Family recipe for success Featured

9:42am EDT July 22, 2002

Most people in Western Pennsylvania identify the Del Grosso name with tomato sauce products, familiar items in the region’s supermarkets and food stores for the past 35 years.

What most might not know is that, while the sauces originated with an old family recipe, the product was launched out of another family business — an amusement park.

Fred Del Grosso and his wife, Mafalda, the company’s founders, owned a café in Altoona in the early 1940s, where they served Italian food featuring Mafalda’s mother’s tomato sauce recipe.

They sold the restaurant in 1946 and, with the proceeds, bought Bland’s Amusement Park in Tipton. Meanwhile, they began to experiment with a variation of the original recipe and started production of Del Grosso sauce in small batches in the kitchen of the park’s on-site restaurant in 1949.

They continued to produce it at the amusement park until 1978, when the company moved into a 40,000-square-foot plant. They expanded the plant in 1995 and are currently adding a 54,000-square-foot addition.

The Del Grossos attribute the success of their business to their parents’ work ethic and insistence on producing a superior product. Fred Del Grosso believed, says Jim Del Grosso, that hard work equaled success.

“When my father was alive, he always stressed using the best ingredients,” says Jim Del Grosso, president of Del Grosso Foods.

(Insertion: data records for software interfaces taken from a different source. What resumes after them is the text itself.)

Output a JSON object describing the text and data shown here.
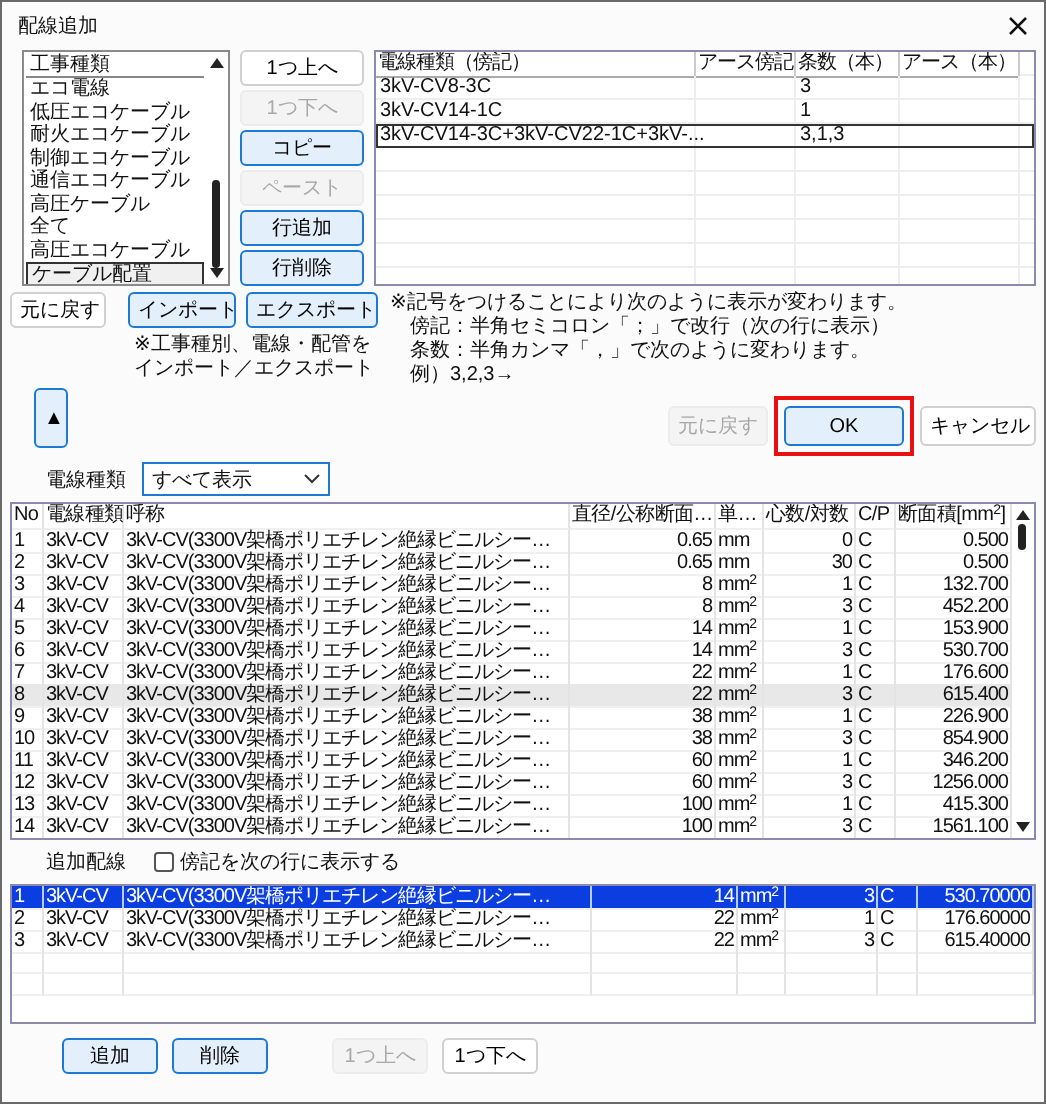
{
  "window": {
    "title": "配線追加"
  },
  "work_types": {
    "heading": "工事種類",
    "items": [
      {
        "label": "エコ電線",
        "selected": false
      },
      {
        "label": "低圧エコケーブル",
        "selected": false
      },
      {
        "label": "耐火エコケーブル",
        "selected": false
      },
      {
        "label": "制御エコケーブル",
        "selected": false
      },
      {
        "label": "通信エコケーブル",
        "selected": false
      },
      {
        "label": "高圧ケーブル",
        "selected": false
      },
      {
        "label": "全て",
        "selected": false
      },
      {
        "label": "高圧エコケーブル",
        "selected": false
      },
      {
        "label": "ケーブル配置",
        "selected": true
      }
    ]
  },
  "row_buttons": [
    {
      "label": "1つ上へ",
      "kind": "plain",
      "disabled": false
    },
    {
      "label": "1つ下へ",
      "kind": "plain",
      "disabled": true
    },
    {
      "label": "コピー",
      "kind": "accent",
      "disabled": false
    },
    {
      "label": "ペースト",
      "kind": "plain",
      "disabled": true
    },
    {
      "label": "行追加",
      "kind": "accent",
      "disabled": false
    },
    {
      "label": "行削除",
      "kind": "accent",
      "disabled": false
    }
  ],
  "wiring_table": {
    "columns": [
      "電線種類（傍記）",
      "アース傍記",
      "条数（本）",
      "アース（本）"
    ],
    "rows": [
      {
        "wire": "3kV-CV8-3C",
        "count": "3",
        "selected": false
      },
      {
        "wire": "3kV-CV14-1C",
        "count": "1",
        "selected": false
      },
      {
        "wire": "3kV-CV14-3C+3kV-CV22-1C+3kV-...",
        "count": "3,1,3",
        "selected": true
      }
    ]
  },
  "undo_button": {
    "label": "元に戻す",
    "kind": "plain",
    "disabled": false
  },
  "transfer_buttons": [
    {
      "label": "インポート",
      "kind": "accent",
      "disabled": false
    },
    {
      "label": "エクスポート",
      "kind": "accent",
      "disabled": false
    }
  ],
  "transfer_note": [
    "※工事種別、電線・配管を",
    "インポート／エクスポート"
  ],
  "collapse_button": {
    "label": "▲"
  },
  "notes": [
    "※記号をつけることにより次のように表示が変わります。",
    "傍記：半角セミコロン「；」で改行（次の行に表示）",
    "条数：半角カンマ「，」で次のように変わります。",
    "例）3,2,3→"
  ],
  "dialog_buttons": [
    {
      "label": "元に戻す",
      "kind": "plain",
      "disabled": true,
      "highlighted": false
    },
    {
      "label": "OK",
      "kind": "accent",
      "disabled": false,
      "highlighted": true
    },
    {
      "label": "キャンセル",
      "kind": "plain",
      "disabled": false,
      "highlighted": false
    }
  ],
  "filter": {
    "label": "電線種類",
    "value": "すべて表示"
  },
  "cable_table": {
    "columns": [
      "No",
      "電線種類",
      "呼称",
      "直径/公称断面…",
      "単…",
      "心数/対数",
      "C/P",
      "断面積[mm$^{2}$]"
    ],
    "rows": [
      {
        "cells": [
          "1",
          "3kV-CV",
          "3kV-CV(3300V架橋ポリエチレン絶縁ビニルシー…",
          "0.65",
          "mm",
          "0",
          "C",
          "0.500"
        ],
        "selected": false
      },
      {
        "cells": [
          "2",
          "3kV-CV",
          "3kV-CV(3300V架橋ポリエチレン絶縁ビニルシー…",
          "0.65",
          "mm",
          "30",
          "C",
          "0.500"
        ],
        "selected": false
      },
      {
        "cells": [
          "3",
          "3kV-CV",
          "3kV-CV(3300V架橋ポリエチレン絶縁ビニルシー…",
          "8",
          "mm$^{2}$",
          "1",
          "C",
          "132.700"
        ],
        "selected": false
      },
      {
        "cells": [
          "4",
          "3kV-CV",
          "3kV-CV(3300V架橋ポリエチレン絶縁ビニルシー…",
          "8",
          "mm$^{2}$",
          "3",
          "C",
          "452.200"
        ],
        "selected": false
      },
      {
        "cells": [
          "5",
          "3kV-CV",
          "3kV-CV(3300V架橋ポリエチレン絶縁ビニルシー…",
          "14",
          "mm$^{2}$",
          "1",
          "C",
          "153.900"
        ],
        "selected": false
      },
      {
        "cells": [
          "6",
          "3kV-CV",
          "3kV-CV(3300V架橋ポリエチレン絶縁ビニルシー…",
          "14",
          "mm$^{2}$",
          "3",
          "C",
          "530.700"
        ],
        "selected": false
      },
      {
        "cells": [
          "7",
          "3kV-CV",
          "3kV-CV(3300V架橋ポリエチレン絶縁ビニルシー…",
          "22",
          "mm$^{2}$",
          "1",
          "C",
          "176.600"
        ],
        "selected": false
      },
      {
        "cells": [
          "8",
          "3kV-CV",
          "3kV-CV(3300V架橋ポリエチレン絶縁ビニルシー…",
          "22",
          "mm$^{2}$",
          "3",
          "C",
          "615.400"
        ],
        "selected": true
      },
      {
        "cells": [
          "9",
          "3kV-CV",
          "3kV-CV(3300V架橋ポリエチレン絶縁ビニルシー…",
          "38",
          "mm$^{2}$",
          "1",
          "C",
          "226.900"
        ],
        "selected": false
      },
      {
        "cells": [
          "10",
          "3kV-CV",
          "3kV-CV(3300V架橋ポリエチレン絶縁ビニルシー…",
          "38",
          "mm$^{2}$",
          "3",
          "C",
          "854.900"
        ],
        "selected": false
      },
      {
        "cells": [
          "11",
          "3kV-CV",
          "3kV-CV(3300V架橋ポリエチレン絶縁ビニルシー…",
          "60",
          "mm$^{2}$",
          "1",
          "C",
          "346.200"
        ],
        "selected": false
      },
      {
        "cells": [
          "12",
          "3kV-CV",
          "3kV-CV(3300V架橋ポリエチレン絶縁ビニルシー…",
          "60",
          "mm$^{2}$",
          "3",
          "C",
          "1256.000"
        ],
        "selected": false
      },
      {
        "cells": [
          "13",
          "3kV-CV",
          "3kV-CV(3300V架橋ポリエチレン絶縁ビニルシー…",
          "100",
          "mm$^{2}$",
          "1",
          "C",
          "415.300"
        ],
        "selected": false
      },
      {
        "cells": [
          "14",
          "3kV-CV",
          "3kV-CV(3300V架橋ポリエチレン絶縁ビニルシー…",
          "100",
          "mm$^{2}$",
          "3",
          "C",
          "1561.100"
        ],
        "selected": false
      }
    ]
  },
  "added": {
    "label": "追加配線",
    "checkbox": {
      "label": "傍記を次の行に表示する",
      "checked": false
    },
    "rows": [
      {
        "cells": [
          "1",
          "3kV-CV",
          "3kV-CV(3300V架橋ポリエチレン絶縁ビニルシー…",
          "14",
          "mm$^{2}$",
          "3",
          "C",
          "530.70000"
        ],
        "selected": true
      },
      {
        "cells": [
          "2",
          "3kV-CV",
          "3kV-CV(3300V架橋ポリエチレン絶縁ビニルシー…",
          "22",
          "mm$^{2}$",
          "1",
          "C",
          "176.60000"
        ],
        "selected": false
      },
      {
        "cells": [
          "3",
          "3kV-CV",
          "3kV-CV(3300V架橋ポリエチレン絶縁ビニルシー…",
          "22",
          "mm$^{2}$",
          "3",
          "C",
          "615.40000"
        ],
        "selected": false
      }
    ]
  },
  "bottom_buttons": [
    {
      "label": "追加",
      "kind": "accent",
      "disabled": false
    },
    {
      "label": "削除",
      "kind": "accent",
      "disabled": false
    },
    {
      "label": "1つ上へ",
      "kind": "plain",
      "disabled": true
    },
    {
      "label": "1つ下へ",
      "kind": "plain",
      "disabled": false
    }
  ]
}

The family also understood that all its members would work in some part of the business, say the Del Grossos. By age 10 or 12, each child was assigned responsibilities. Today, all seven siblings play a major role in the business.

Del Grosso has survived as a regional company in the face of stiff competition from big brands such as Ragu and Prego because of its name recognition, says Jim Del Grosso. Far from retreating from the much larger competitors, the company is introducing three new Del Grosso sauce products this year to help it remain competitive with the national brands.

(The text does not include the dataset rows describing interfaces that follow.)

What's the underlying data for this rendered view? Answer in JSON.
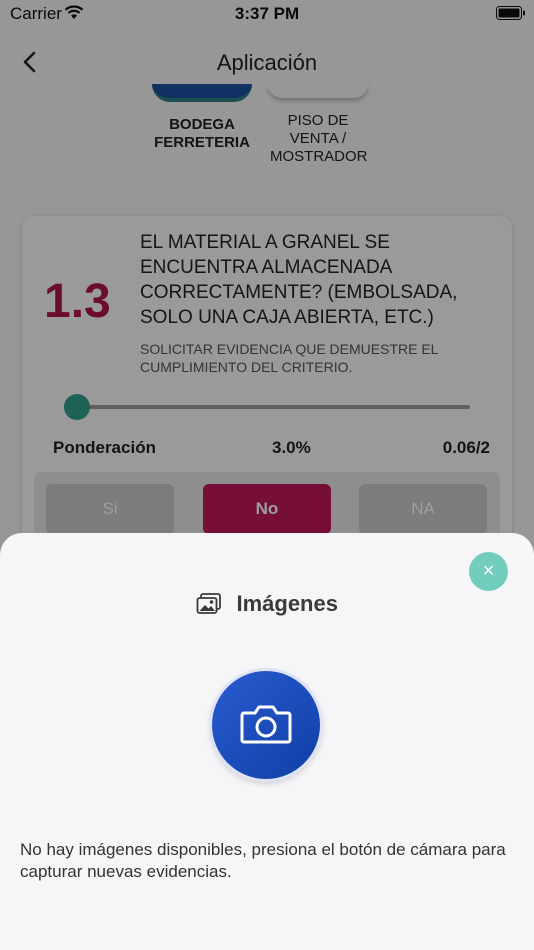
{
  "status_bar": {
    "carrier": "Carrier",
    "time": "3:37 PM"
  },
  "nav": {
    "title": "Aplicación"
  },
  "areas": [
    {
      "label": "BODEGA FERRETERIA"
    },
    {
      "label": "PISO DE VENTA / MOSTRADOR"
    }
  ],
  "question": {
    "number": "1.3",
    "text": "EL MATERIAL A GRANEL SE ENCUENTRA ALMACENADA CORRECTAMENTE? (EMBOLSADA, SOLO UNA CAJA ABIERTA, ETC.)",
    "hint": "SOLICITAR EVIDENCIA QUE DEMUESTRE EL CUMPLIMIENTO DEL CRITERIO.",
    "ponderacion_label": "Ponderación",
    "ponderacion_pct": "3.0%",
    "score": "0.06/2",
    "answers": [
      "Si",
      "No",
      "NA"
    ],
    "selected_answer": "No"
  },
  "modal": {
    "close_label": "×",
    "title": "Imágenes",
    "empty_message": "No hay imágenes disponibles, presiona el botón de cámara para capturar nuevas evidencias."
  },
  "colors": {
    "accent": "#c0185a",
    "teal": "#72cdbe",
    "camera_blue": "#1d4fc0"
  },
  "icons": {
    "back": "chevron-left-icon",
    "close": "close-icon",
    "title": "image-icon",
    "camera": "camera-icon"
  }
}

Del Grosso sells its sauces to most of the major food retailers and many restaurateurs in the eastern United States, either under its own brand or packaged as a private label item.

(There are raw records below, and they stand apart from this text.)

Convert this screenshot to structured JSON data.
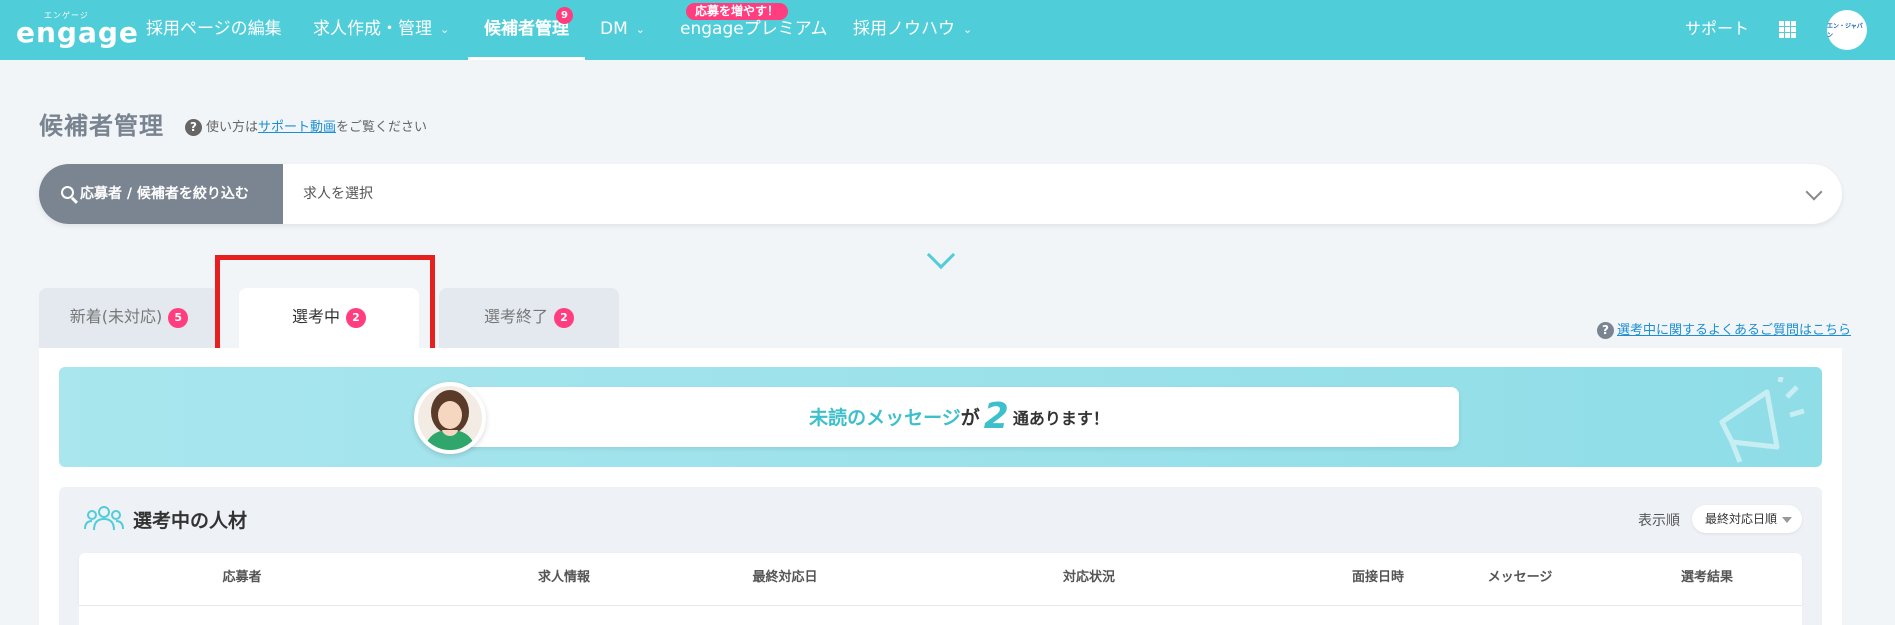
{
  "header": {
    "logo_ruby": "エンゲージ",
    "logo_text": "engage",
    "nav": [
      {
        "label": "採用ページの編集"
      },
      {
        "label": "求人作成・管理",
        "chevron": true
      },
      {
        "label": "候補者管理",
        "active": true,
        "badge": "9"
      },
      {
        "label": "DM",
        "chevron": true
      },
      {
        "label": "engageプレミアム",
        "promo": "応募を増やす！"
      },
      {
        "label": "採用ノウハウ",
        "chevron": true
      }
    ],
    "support": "サポート",
    "account_logo": "エン・ジャパン"
  },
  "page": {
    "title": "候補者管理",
    "help_prefix": "使い方は",
    "help_link": "サポート動画",
    "help_suffix": "をご覧ください"
  },
  "filter": {
    "button_label": "応募者 / 候補者を絞り込む",
    "select_placeholder": "求人を選択"
  },
  "tabs": [
    {
      "label": "新着(未対応)",
      "count": "5"
    },
    {
      "label": "選考中",
      "count": "2",
      "active": true
    },
    {
      "label": "選考終了",
      "count": "2"
    }
  ],
  "faq_link": "選考中に関するよくあるご質問はこちら",
  "message_banner": {
    "highlight": "未読のメッセージ",
    "mid": "が",
    "count": "2",
    "suffix": "通あります！"
  },
  "candidates": {
    "title": "選考中の人材",
    "sort_label": "表示順",
    "sort_value": "最終対応日順",
    "columns": [
      "応募者",
      "求人情報",
      "最終対応日",
      "対応状況",
      "面接日時",
      "メッセージ",
      "選考結果"
    ]
  },
  "colors": {
    "brand": "#4fcdd9",
    "badge": "#ff3d7f",
    "highlight_box": "#e6201f"
  }
}
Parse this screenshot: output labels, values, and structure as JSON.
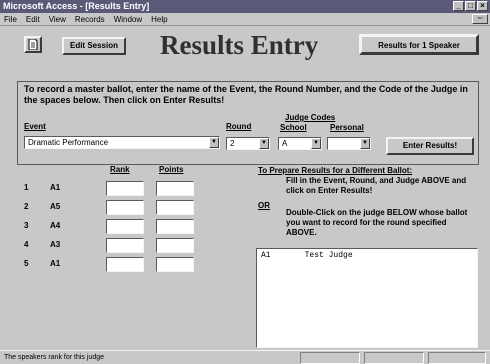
{
  "window": {
    "title": "Microsoft Access - [Results Entry]"
  },
  "menu": [
    "File",
    "Edit",
    "View",
    "Records",
    "Window",
    "Help"
  ],
  "toolbar": {
    "edit_label": "Edit Session",
    "results_label": "Results for 1 Speaker",
    "page_title": "Results Entry"
  },
  "instructions": "To record a master ballot, enter the name of the Event, the Round Number, and the Code of the Judge in the spaces below. Then click on Enter Results!",
  "labels": {
    "event": "Event",
    "round": "Round",
    "judge_codes": "Judge Codes",
    "school": "School",
    "personal": "Personal"
  },
  "fields": {
    "event_value": "Dramatic Performance",
    "round_value": "2",
    "school_value": "A",
    "personal_value": ""
  },
  "enter_button": "Enter Results!",
  "columns": {
    "rank": "Rank",
    "points": "Points"
  },
  "rows": [
    {
      "num": "1",
      "code": "A1"
    },
    {
      "num": "2",
      "code": "A5"
    },
    {
      "num": "3",
      "code": "A4"
    },
    {
      "num": "4",
      "code": "A3"
    },
    {
      "num": "5",
      "code": "A1"
    }
  ],
  "help": {
    "title": "To Prepare Results for a Different Ballot:",
    "body1": "Fill in the Event, Round, and Judge ABOVE and click on Enter Results!",
    "or": "OR",
    "body2": "Double-Click on the judge BELOW whose ballot you want to record for the round specified ABOVE."
  },
  "judges": [
    {
      "code": "A1",
      "name": "Test Judge"
    }
  ],
  "status": {
    "text": "The speakers rank for this judge"
  }
}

The family business also includes the Altoona-Tipton Speedway, a go-cart track on the site of an historic automobile racetrack, a water park and a miniature golf course. Combined revenue of the businesses has reached nearly $20 million.

While Joe and Jim oversee most of the operations, they insist that all of the family members, including their mother, now 86, have a direct role when it comes to major decisions that affect the business.

“We may do the daily operations,” says Joe Del Grosso, “but all of the family members are involved.”

Ray Marano